So while I agree with the importance of securing rights for gay people, we all lose if they are secured by keeping religion inside “church” doors.

Dave Jackson, Evanston

Absurd policy

There are some stories that are so absurd that you simply cannot make them up. At Stevenson Elementary in Heath, Ohio, an “active shooter protocol” has teachers telling students to throw books at anyone with a gun should they ever make their way into their library or classroom.

Heath City School District officials confirmed that 430 third-through-fifth graders at Stevenson are being trained to use the tactic as a last-line of defense if all else fails should the worst case scenario ever happen. Superintendent Trevor Thomas said, “Our training to staff and students is: we need to get them out of that situation. Everything is about student safety.”
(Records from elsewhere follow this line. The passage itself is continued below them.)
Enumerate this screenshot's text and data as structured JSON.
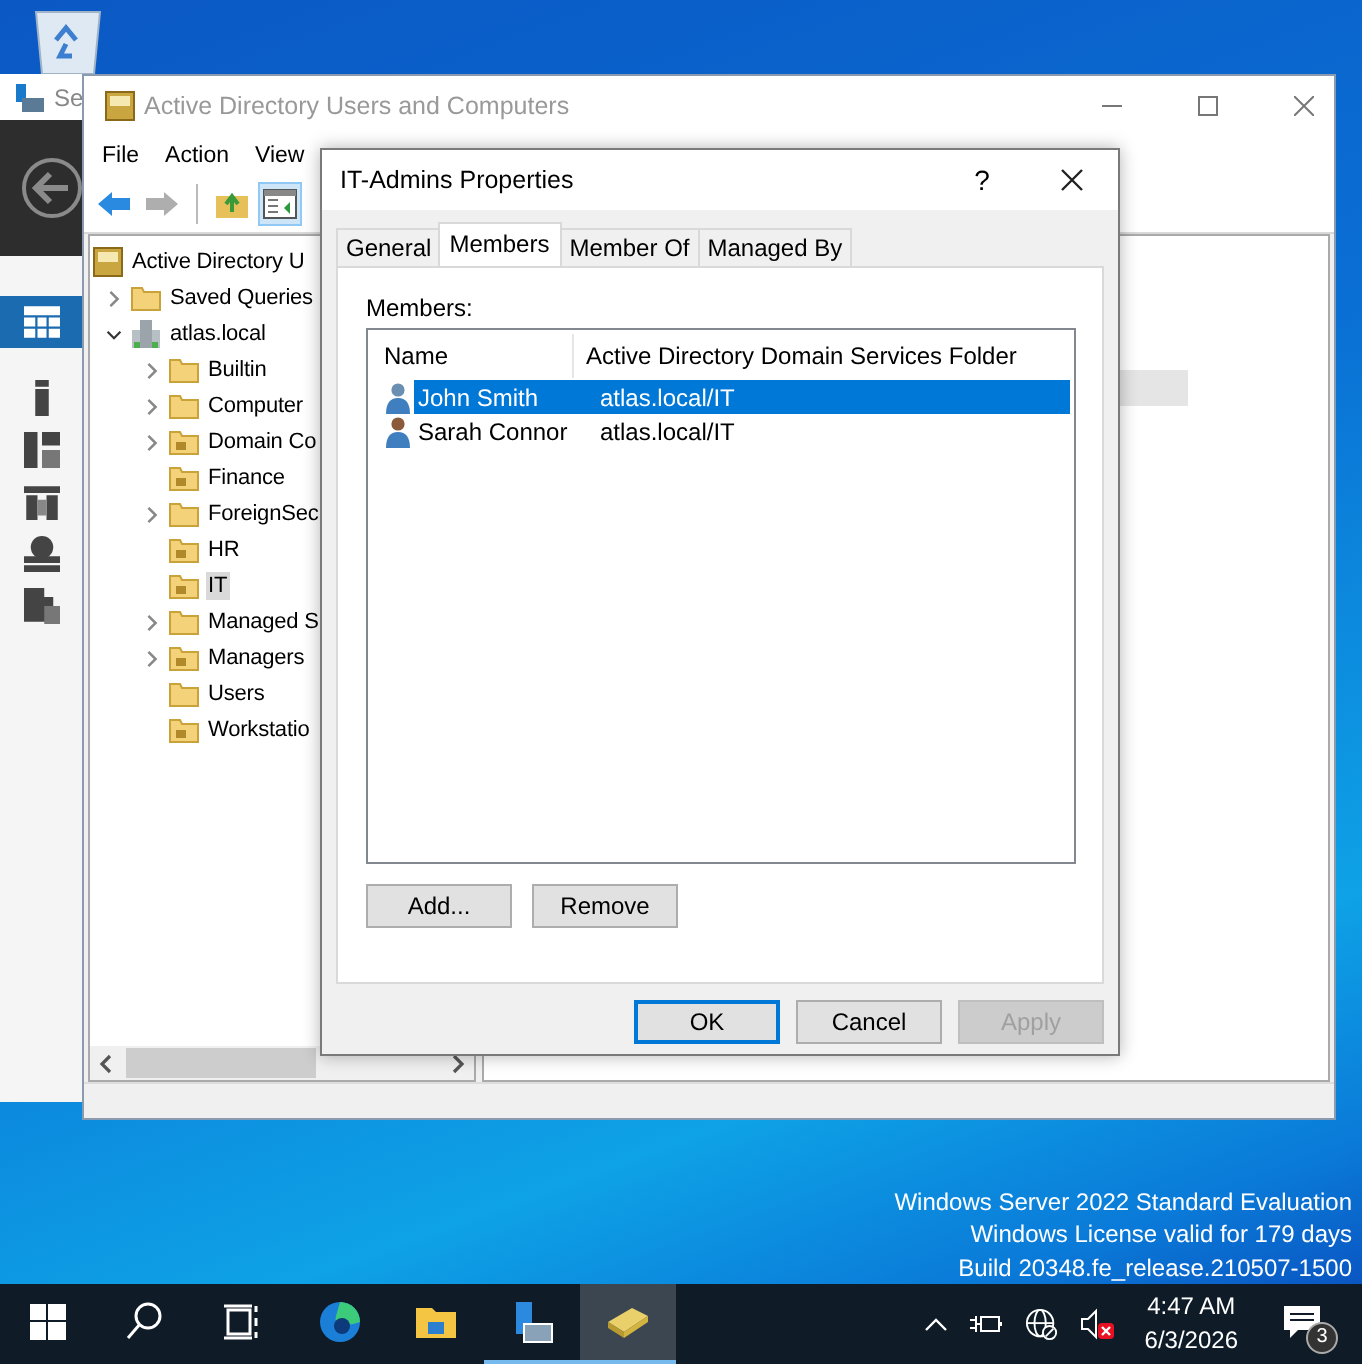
{
  "desktop": {
    "edition_text": [
      "Windows Server 2022 Standard Evaluation",
      "Windows License valid for 179 days",
      "Build 20348.fe_release.210507-1500"
    ]
  },
  "server_manager": {
    "title": "Se",
    "nav_items": [
      {
        "kind": "dashboard",
        "selected": true
      },
      {
        "kind": "server",
        "selected": false
      },
      {
        "kind": "servers",
        "selected": false
      },
      {
        "kind": "roles",
        "selected": false
      },
      {
        "kind": "network",
        "selected": false
      },
      {
        "kind": "storage",
        "selected": false
      }
    ]
  },
  "aduc": {
    "title": "Active Directory Users and Computers",
    "menu": [
      "File",
      "Action",
      "View"
    ],
    "toolbar": [
      {
        "kind": "back",
        "disabled": false,
        "pressed": false
      },
      {
        "kind": "forward",
        "disabled": true,
        "pressed": false
      },
      {
        "kind": "up",
        "disabled": false,
        "pressed": false
      },
      {
        "kind": "console-tree",
        "disabled": false,
        "pressed": true
      }
    ],
    "tree": [
      {
        "label": "Active Directory U",
        "kind": "root",
        "expandable": false,
        "selected": false,
        "children": [
          {
            "label": "Saved Queries",
            "kind": "folder",
            "expandable": true,
            "expanded": false,
            "selected": false
          },
          {
            "label": "atlas.local",
            "kind": "domain",
            "expandable": true,
            "expanded": true,
            "selected": false,
            "children": [
              {
                "label": "Builtin",
                "kind": "folder",
                "expandable": true,
                "expanded": false,
                "selected": false
              },
              {
                "label": "Computer",
                "kind": "folder",
                "expandable": true,
                "expanded": false,
                "selected": false
              },
              {
                "label": "Domain Co",
                "kind": "ou",
                "expandable": true,
                "expanded": false,
                "selected": false
              },
              {
                "label": "Finance",
                "kind": "ou",
                "expandable": false,
                "selected": false
              },
              {
                "label": "ForeignSec",
                "kind": "folder",
                "expandable": true,
                "expanded": false,
                "selected": false
              },
              {
                "label": "HR",
                "kind": "ou",
                "expandable": false,
                "selected": false
              },
              {
                "label": "IT",
                "kind": "ou",
                "expandable": false,
                "selected": true
              },
              {
                "label": "Managed S",
                "kind": "folder",
                "expandable": true,
                "expanded": false,
                "selected": false
              },
              {
                "label": "Managers",
                "kind": "ou",
                "expandable": true,
                "expanded": false,
                "selected": false
              },
              {
                "label": "Users",
                "kind": "folder",
                "expandable": false,
                "selected": false
              },
              {
                "label": "Workstatio",
                "kind": "ou",
                "expandable": false,
                "selected": false
              }
            ]
          }
        ]
      }
    ]
  },
  "dialog": {
    "title": "IT-Admins Properties",
    "help": "?",
    "tabs": [
      {
        "label": "General",
        "selected": false
      },
      {
        "label": "Members",
        "selected": true
      },
      {
        "label": "Member Of",
        "selected": false
      },
      {
        "label": "Managed By",
        "selected": false
      }
    ],
    "members_label": "Members:",
    "columns": [
      "Name",
      "Active Directory Domain Services Folder"
    ],
    "rows": [
      {
        "name": "John Smith",
        "folder": "atlas.local/IT",
        "selected": true
      },
      {
        "name": "Sarah Connor",
        "folder": "atlas.local/IT",
        "selected": false
      }
    ],
    "list_buttons": [
      "Add...",
      "Remove"
    ],
    "footer_buttons": [
      {
        "label": "OK",
        "default": true,
        "disabled": false
      },
      {
        "label": "Cancel",
        "default": false,
        "disabled": false
      },
      {
        "label": "Apply",
        "default": false,
        "disabled": true
      }
    ]
  },
  "taskbar": {
    "apps": [
      {
        "kind": "start",
        "open": false,
        "selected": false
      },
      {
        "kind": "search",
        "open": false,
        "selected": false
      },
      {
        "kind": "task-view",
        "open": false,
        "selected": false
      },
      {
        "kind": "edge",
        "open": false,
        "selected": false
      },
      {
        "kind": "explorer",
        "open": false,
        "selected": false
      },
      {
        "kind": "server-manager",
        "open": true,
        "selected": false
      },
      {
        "kind": "aduc",
        "open": true,
        "selected": true
      }
    ],
    "time": "4:47 AM",
    "date": "6/3/2026",
    "notification_count": "3"
  }
}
W.F. Middle School principal Princella Holley sent a letter home asking Chambers County, Ala., parents to provide their children with a can of food that could be stockpiled at the school and thrown at a gunman in the event of an attack. And we wonder why our schools have plummeted in national ranking in reading, math, and science. The inmates are running the asylum or should we say, or schools. Given the potential for physical harm and possible death perhaps we should also have book and can free zones.   Maybe is not guns and knives; Books and Cans Kill People.

Ray Cziczo, Galena